Hoi Polloi (the hip interdisciplinary troupe behind last year's Three Pianos) returns with a bizarre seriocomic rite: All Hands, a bemused, slightly spooky (but never snide or arch) look at secret societies and the human hunger for inclusion, conceived by HP founder Alec Duffy and written by Robert Quillen Camp. The stuffy Incubator Arts Project space (former home of Richard Foreman's Ontological-Hysteric Theater) has been transformed by scenic artist Mimi Lien to suggest a Masonic lodge: pews in long, facing galleries with a gauntlet down the middle. Here, an unnamed organization — an ad hoc amalgam of Shrinerism and AA — conducts its half-huggy, half-abusive rituals, recruits and initiates new members (all called "Henry"), and, occasionally, listens to its members use the bathroom via hidden microphones.

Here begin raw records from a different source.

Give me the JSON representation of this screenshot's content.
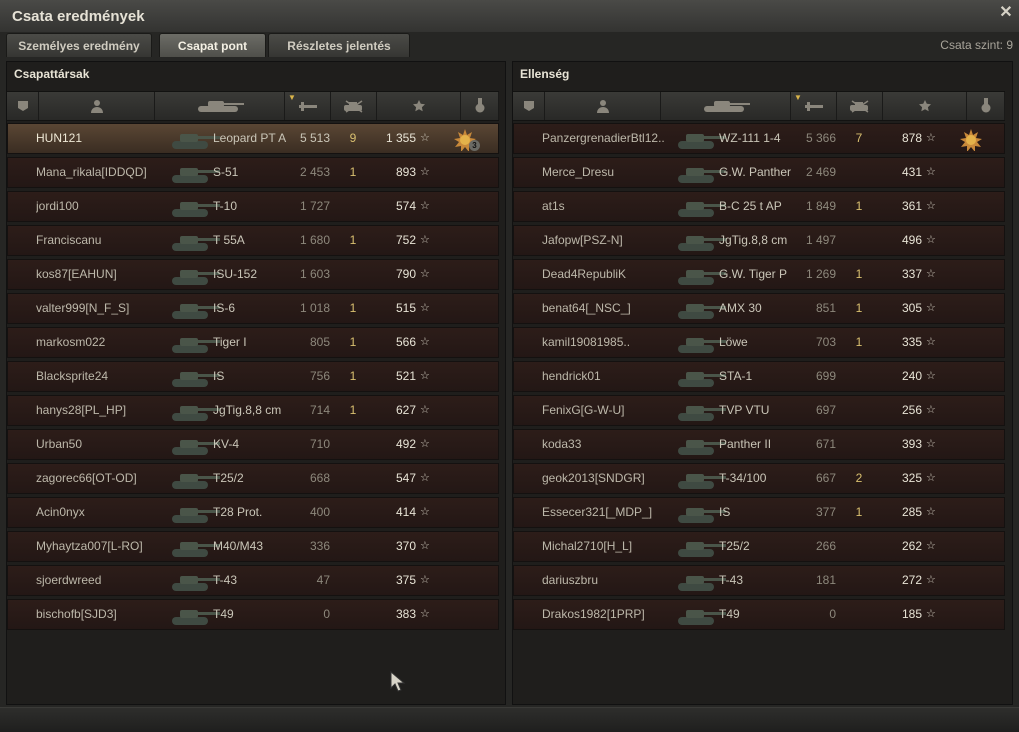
{
  "window": {
    "title": "Csata eredmények",
    "level": "Csata szint: 9"
  },
  "tabs": [
    {
      "label": "Személyes eredmény"
    },
    {
      "label": "Csapat pont"
    },
    {
      "label": "Részletes jelentés"
    }
  ],
  "active_tab": "Csapat pont",
  "columns": [
    "squad-icon",
    "player-icon",
    "tank-icon",
    "damage-icon",
    "kills-icon",
    "experience-icon",
    "medal-icon"
  ],
  "allies": {
    "title": "Csapattársak",
    "players": [
      {
        "name": "HUN121",
        "vehicle": "Leopard PT A",
        "damage": "5 513",
        "kills": "9",
        "xp": "1 355",
        "medal": "3"
      },
      {
        "name": "Mana_rikala[IDDQD]",
        "vehicle": "S-51",
        "damage": "2 453",
        "kills": "1",
        "xp": "893"
      },
      {
        "name": "jordi100",
        "vehicle": "T-10",
        "damage": "1 727",
        "kills": "",
        "xp": "574"
      },
      {
        "name": "Franciscanu",
        "vehicle": "T 55A",
        "damage": "1 680",
        "kills": "1",
        "xp": "752"
      },
      {
        "name": "kos87[EAHUN]",
        "vehicle": "ISU-152",
        "damage": "1 603",
        "kills": "",
        "xp": "790"
      },
      {
        "name": "valter999[N_F_S]",
        "vehicle": "IS-6",
        "damage": "1 018",
        "kills": "1",
        "xp": "515"
      },
      {
        "name": "markosm022",
        "vehicle": "Tiger I",
        "damage": "805",
        "kills": "1",
        "xp": "566"
      },
      {
        "name": "Blacksprite24",
        "vehicle": "IS",
        "damage": "756",
        "kills": "1",
        "xp": "521"
      },
      {
        "name": "hanys28[PL_HP]",
        "vehicle": "JgTig.8,8 cm",
        "damage": "714",
        "kills": "1",
        "xp": "627"
      },
      {
        "name": "Urban50",
        "vehicle": "KV-4",
        "damage": "710",
        "kills": "",
        "xp": "492"
      },
      {
        "name": "zagorec66[OT-OD]",
        "vehicle": "T25/2",
        "damage": "668",
        "kills": "",
        "xp": "547"
      },
      {
        "name": "Acin0nyx",
        "vehicle": "T28 Prot.",
        "damage": "400",
        "kills": "",
        "xp": "414"
      },
      {
        "name": "Myhaytza007[L-RO]",
        "vehicle": "M40/M43",
        "damage": "336",
        "kills": "",
        "xp": "370"
      },
      {
        "name": "sjoerdwreed",
        "vehicle": "T-43",
        "damage": "47",
        "kills": "",
        "xp": "375"
      },
      {
        "name": "bischofb[SJD3]",
        "vehicle": "T49",
        "damage": "0",
        "kills": "",
        "xp": "383"
      }
    ]
  },
  "enemies": {
    "title": "Ellenség",
    "players": [
      {
        "name": "PanzergrenadierBtl12..",
        "vehicle": "WZ-111 1-4",
        "damage": "5 366",
        "kills": "7",
        "xp": "878",
        "medal": ""
      },
      {
        "name": "Merce_Dresu",
        "vehicle": "G.W. Panther",
        "damage": "2 469",
        "kills": "",
        "xp": "431"
      },
      {
        "name": "at1s",
        "vehicle": "B-C 25 t AP",
        "damage": "1 849",
        "kills": "1",
        "xp": "361"
      },
      {
        "name": "Jafopw[PSZ-N]",
        "vehicle": "JgTig.8,8 cm",
        "damage": "1 497",
        "kills": "",
        "xp": "496"
      },
      {
        "name": "Dead4RepubliK",
        "vehicle": "G.W. Tiger P",
        "damage": "1 269",
        "kills": "1",
        "xp": "337"
      },
      {
        "name": "benat64[_NSC_]",
        "vehicle": "AMX 30",
        "damage": "851",
        "kills": "1",
        "xp": "305"
      },
      {
        "name": "kamil19081985..",
        "vehicle": "Löwe",
        "damage": "703",
        "kills": "1",
        "xp": "335"
      },
      {
        "name": "hendrick01",
        "vehicle": "STA-1",
        "damage": "699",
        "kills": "",
        "xp": "240"
      },
      {
        "name": "FenixG[G-W-U]",
        "vehicle": "TVP VTU",
        "damage": "697",
        "kills": "",
        "xp": "256"
      },
      {
        "name": "koda33",
        "vehicle": "Panther II",
        "damage": "671",
        "kills": "",
        "xp": "393"
      },
      {
        "name": "geok2013[SNDGR]",
        "vehicle": "T-34/100",
        "damage": "667",
        "kills": "2",
        "xp": "325"
      },
      {
        "name": "Essecer321[_MDP_]",
        "vehicle": "IS",
        "damage": "377",
        "kills": "1",
        "xp": "285"
      },
      {
        "name": "Michal2710[H_L]",
        "vehicle": "T25/2",
        "damage": "266",
        "kills": "",
        "xp": "262"
      },
      {
        "name": "dariuszbru",
        "vehicle": "T-43",
        "damage": "181",
        "kills": "",
        "xp": "272"
      },
      {
        "name": "Drakos1982[1PRP]",
        "vehicle": "T49",
        "damage": "0",
        "kills": "",
        "xp": "185"
      }
    ]
  },
  "colors": {
    "accent": "#d9b44a",
    "row": "#2a1c18",
    "highlight_row": "#4f3d2e"
  }
}
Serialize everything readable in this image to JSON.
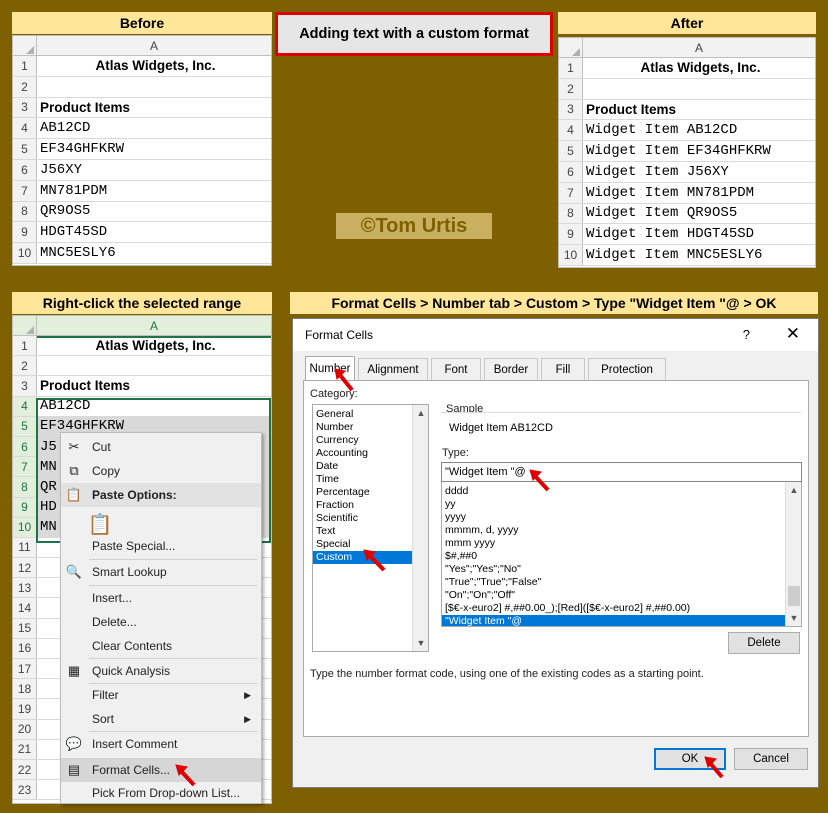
{
  "title": "Adding text with a custom format",
  "watermark": "©Tom Urtis",
  "before": {
    "header": "Before",
    "col": "A",
    "rows": [
      {
        "n": "1",
        "v": "Atlas Widgets, Inc."
      },
      {
        "n": "2",
        "v": ""
      },
      {
        "n": "3",
        "v": "Product Items"
      },
      {
        "n": "4",
        "v": "AB12CD"
      },
      {
        "n": "5",
        "v": "EF34GHFKRW"
      },
      {
        "n": "6",
        "v": "J56XY"
      },
      {
        "n": "7",
        "v": "MN781PDM"
      },
      {
        "n": "8",
        "v": "QR9OS5"
      },
      {
        "n": "9",
        "v": "HDGT45SD"
      },
      {
        "n": "10",
        "v": "MNC5ESLY6"
      }
    ]
  },
  "after": {
    "header": "After",
    "col": "A",
    "rows": [
      {
        "n": "1",
        "v": "Atlas Widgets, Inc."
      },
      {
        "n": "2",
        "v": ""
      },
      {
        "n": "3",
        "v": "Product Items"
      },
      {
        "n": "4",
        "v": "Widget Item AB12CD"
      },
      {
        "n": "5",
        "v": "Widget Item EF34GHFKRW"
      },
      {
        "n": "6",
        "v": "Widget Item J56XY"
      },
      {
        "n": "7",
        "v": "Widget Item MN781PDM"
      },
      {
        "n": "8",
        "v": "Widget Item QR9OS5"
      },
      {
        "n": "9",
        "v": "Widget Item HDGT45SD"
      },
      {
        "n": "10",
        "v": "Widget Item MNC5ESLY6"
      }
    ]
  },
  "rightclick": {
    "header": "Right-click the selected range",
    "col": "A",
    "rows": [
      {
        "n": "1",
        "v": "Atlas Widgets, Inc."
      },
      {
        "n": "2",
        "v": ""
      },
      {
        "n": "3",
        "v": "Product Items"
      },
      {
        "n": "4",
        "v": "AB12CD"
      },
      {
        "n": "5",
        "v": "EF34GHFKRW"
      },
      {
        "n": "6",
        "v": "J5"
      },
      {
        "n": "7",
        "v": "MN"
      },
      {
        "n": "8",
        "v": "QR"
      },
      {
        "n": "9",
        "v": "HD"
      },
      {
        "n": "10",
        "v": "MN"
      },
      {
        "n": "11",
        "v": ""
      },
      {
        "n": "12",
        "v": ""
      },
      {
        "n": "13",
        "v": ""
      },
      {
        "n": "14",
        "v": ""
      },
      {
        "n": "15",
        "v": ""
      },
      {
        "n": "16",
        "v": ""
      },
      {
        "n": "17",
        "v": ""
      },
      {
        "n": "18",
        "v": ""
      },
      {
        "n": "19",
        "v": ""
      },
      {
        "n": "20",
        "v": ""
      },
      {
        "n": "21",
        "v": ""
      },
      {
        "n": "22",
        "v": ""
      },
      {
        "n": "23",
        "v": ""
      }
    ],
    "menu": {
      "cut": "Cut",
      "copy": "Copy",
      "paste_options": "Paste Options:",
      "paste_special": "Paste Special...",
      "smart_lookup": "Smart Lookup",
      "insert": "Insert...",
      "delete": "Delete...",
      "clear_contents": "Clear Contents",
      "quick_analysis": "Quick Analysis",
      "filter": "Filter",
      "sort": "Sort",
      "insert_comment": "Insert Comment",
      "format_cells": "Format Cells...",
      "pick_list": "Pick From Drop-down List..."
    }
  },
  "dialog": {
    "header": "Format Cells > Number tab > Custom > Type \"Widget Item \"@ > OK",
    "title": "Format Cells",
    "help": "?",
    "close": "✕",
    "tabs": [
      "Number",
      "Alignment",
      "Font",
      "Border",
      "Fill",
      "Protection"
    ],
    "category_label": "Category:",
    "categories": [
      "General",
      "Number",
      "Currency",
      "Accounting",
      "Date",
      "Time",
      "Percentage",
      "Fraction",
      "Scientific",
      "Text",
      "Special",
      "Custom"
    ],
    "sample_label": "Sample",
    "sample_value": "Widget Item AB12CD",
    "type_label": "Type:",
    "type_value": "\"Widget Item \"@",
    "formats": [
      "dddd",
      "yy",
      "yyyy",
      "mmmm, d, yyyy",
      "mmm yyyy",
      "$#,##0",
      "\"Yes\";\"Yes\";\"No\"",
      "\"True\";\"True\";\"False\"",
      "\"On\";\"On\";\"Off\"",
      "[$€-x-euro2] #,##0.00_);[Red]([$€-x-euro2] #,##0.00)",
      "\"Widget Item \"@"
    ],
    "delete_btn": "Delete",
    "description": "Type the number format code, using one of the existing codes as a starting point.",
    "ok": "OK",
    "cancel": "Cancel"
  }
}
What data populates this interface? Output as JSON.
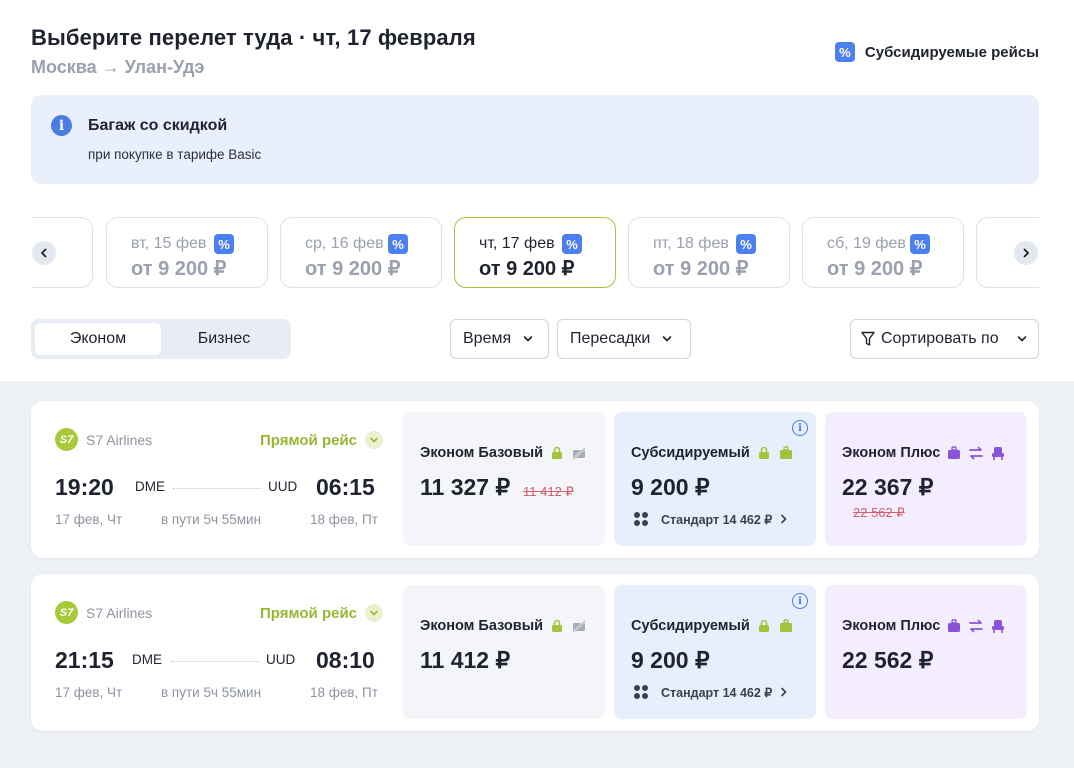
{
  "header": {
    "title": "Выберите перелет туда · чт, 17 февраля",
    "route": "Москва → Улан-Удэ",
    "subsidized_label": "Субсидируемые рейсы",
    "pct_symbol": "%"
  },
  "banner": {
    "info_symbol": "i",
    "title": "Багаж со скидкой",
    "text": "при покупке в тарифе Basic"
  },
  "dates": [
    {
      "label": "вт, 15 фев",
      "price": "от 9 200 ₽",
      "active": false
    },
    {
      "label": "ср, 16 фев",
      "price": "от 9 200 ₽",
      "active": false
    },
    {
      "label": "чт, 17 фев",
      "price": "от 9 200 ₽",
      "active": true
    },
    {
      "label": "пт, 18 фев",
      "price": "от 9 200 ₽",
      "active": false
    },
    {
      "label": "сб, 19 фев",
      "price": "от 9 200 ₽",
      "active": false
    }
  ],
  "cabin": {
    "economy": "Эконом",
    "business": "Бизнес",
    "selected": "Эконом"
  },
  "filters": {
    "time": "Время",
    "transfers": "Пересадки",
    "sort": "Сортировать по"
  },
  "flights": [
    {
      "airline": "S7 Airlines",
      "logo_text": "S7",
      "direct": "Прямой рейс",
      "dep_time": "19:20",
      "dep_airport": "DME",
      "dep_date": "17 фев, Чт",
      "arr_time": "06:15",
      "arr_airport": "UUD",
      "arr_date": "18 фев, Пт",
      "duration": "в пути 5ч 55мин",
      "fares": {
        "base": {
          "name": "Эконом Базовый",
          "price": "11 327 ₽",
          "old_price": "11 412 ₽"
        },
        "sub": {
          "name": "Субсидируемый",
          "price": "9 200 ₽",
          "standard": "Стандарт 14 462 ₽"
        },
        "plus": {
          "name": "Эконом Плюс",
          "price": "22 367 ₽",
          "old_price": "22 562 ₽"
        }
      }
    },
    {
      "airline": "S7 Airlines",
      "logo_text": "S7",
      "direct": "Прямой рейс",
      "dep_time": "21:15",
      "dep_airport": "DME",
      "dep_date": "17 фев, Чт",
      "arr_time": "08:10",
      "arr_airport": "UUD",
      "arr_date": "18 фев, Пт",
      "duration": "в пути 5ч 55мин",
      "fares": {
        "base": {
          "name": "Эконом Базовый",
          "price": "11 412 ₽"
        },
        "sub": {
          "name": "Субсидируемый",
          "price": "9 200 ₽",
          "standard": "Стандарт 14 462 ₽"
        },
        "plus": {
          "name": "Эконом Плюс",
          "price": "22 562 ₽"
        }
      }
    }
  ],
  "colors": {
    "accent_green": "#a3c43a",
    "pct_blue": "#4c7ff0",
    "baggage_green": "#a5c33a",
    "plus_purple": "#8b54d6"
  },
  "icons": [
    "chevron-left-icon",
    "chevron-right-icon",
    "filter-icon",
    "chevron-down-icon",
    "info-icon",
    "baggage-icon",
    "no-baggage-icon",
    "exchange-icon",
    "seat-icon",
    "seatmap-icon"
  ]
}
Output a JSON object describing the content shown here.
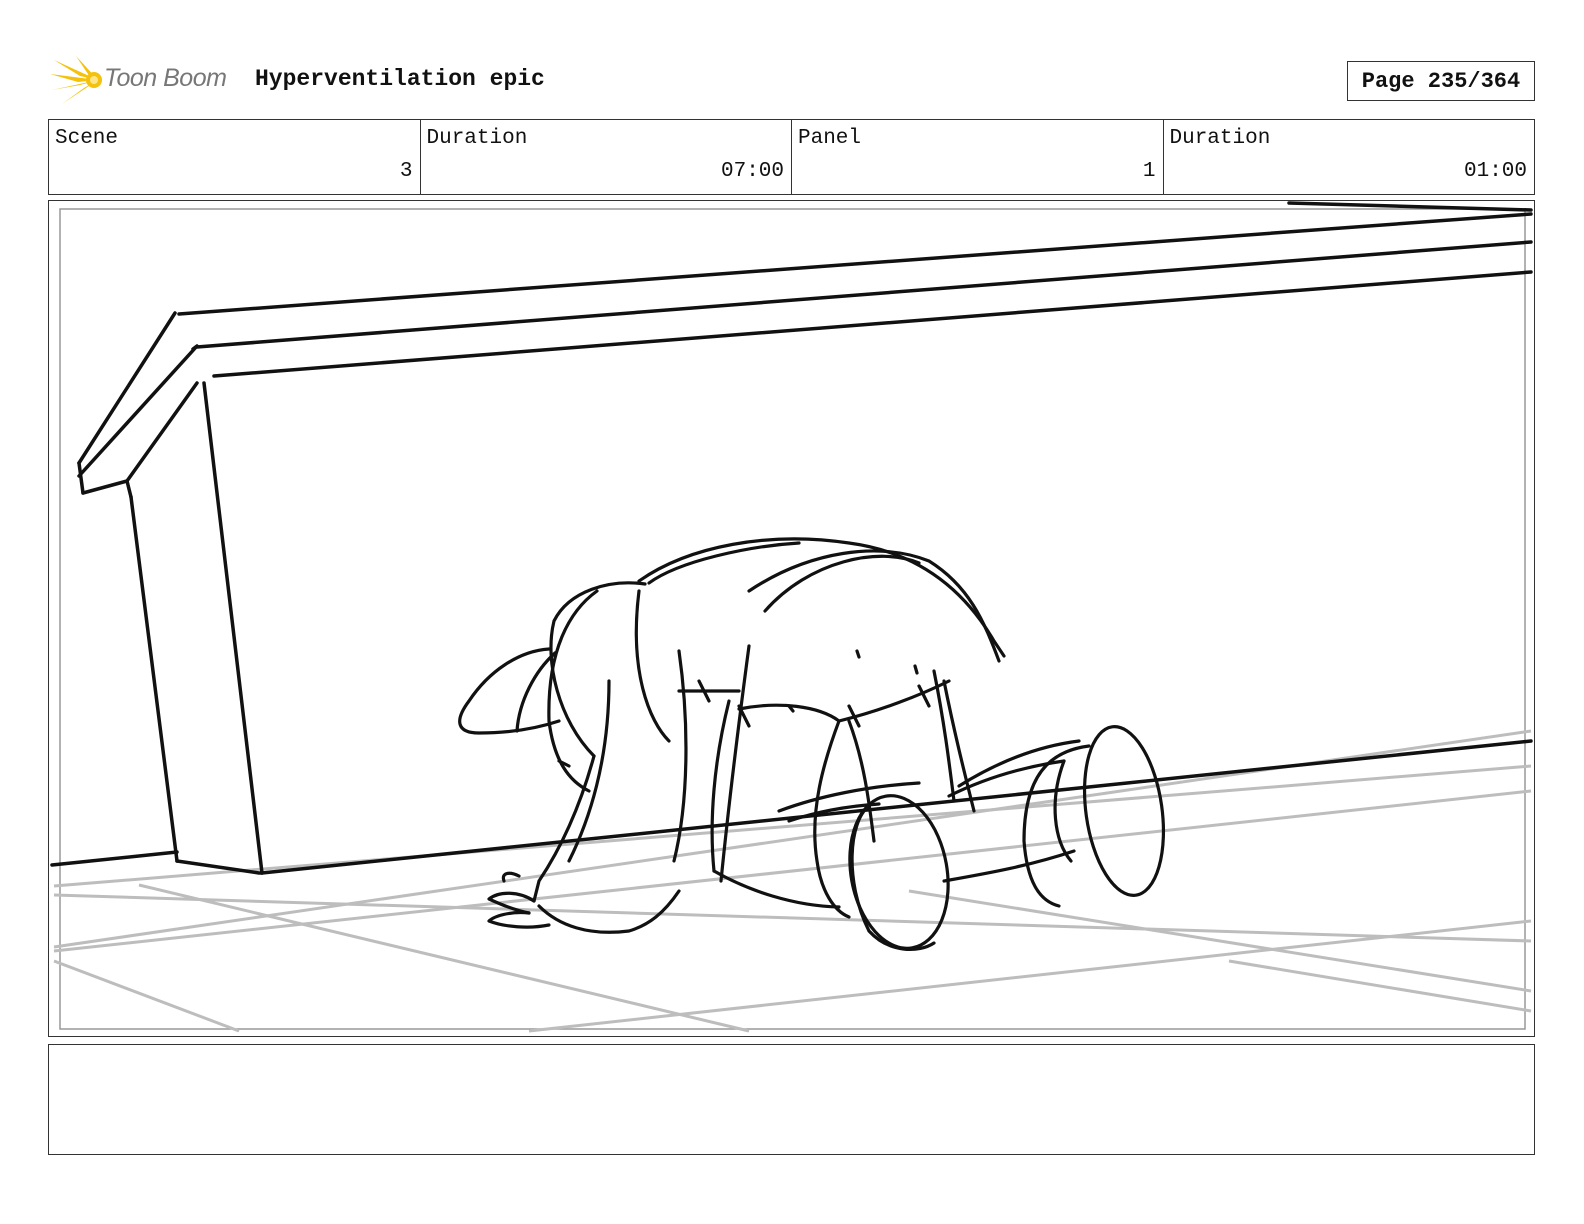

No single character dominates and no single story emerges — it's all about the group — and, incredibly, no judgment is passed, one way or another. (I'm not spoiling anything by revealing that the show, after several episodes of violence — implied, staged, or actual — ends with random palaver and breaking of bread: the lowing and cud-chewing of human fellowship, in all its dank warmth and deep weirdness.) But Dave Malloy's atmospheric choral compositions and Dan Safer's witty choreography keep us invested, seduced and threatened, all at once.
The Maids (playing the Theatre at St. Clement's though April 1)
In Jean Genet's classic hall of mirrors The Maids, the fog of class war hangs, thick and lavender-scented, over the action: Claire (Jeanine Serralles) and Solange (Ana Reeder) conspire to murder their hated mistress (J. Smith-Cameron), but can't quite pin her down, even in a closed boudoir. Domination may be nothing more than a social construct — it all depends on who's wearing what — but that doesn't make it any less difficult to resist or combat. Quite the contrary: It's like striking at a dissolving phantom. Complicating matters further, Claire and Solange have been role-playing the master-and-servant game for so long — wearing Madame's dresses, giving each other orders — that they can barely tell enemy from accomplice. Director Jesse Berger and set designer Dane Laffrey have placed the audience in banks on either side of the enclosed, gauntlet-like set, where we peer at the actors — and each other — through what feels like an interrogation room's one-way glass. It's a nice idea, but it has the unintended effect of making us all feel quite safe, cozily sequestered from the killing floor. The detachment seems to have spread to actresses, as well. (Genet intended the parts to be played by men, but that's neither here nor there.) Reeder and Serralles create several layers of confusion, like good postmodernists, to put distance between us and mere sentiment. But distance feels too much like the governing philosophy of this production: A great crime is unfolding, and we sit there guiltless and bemused. This Maids is full of mirrors, but we're not made to see ourselves in any of them. Maybe this is just the Craigslist in me talking, but when I pay to be locked in a room with a French maid, I expect real abuse.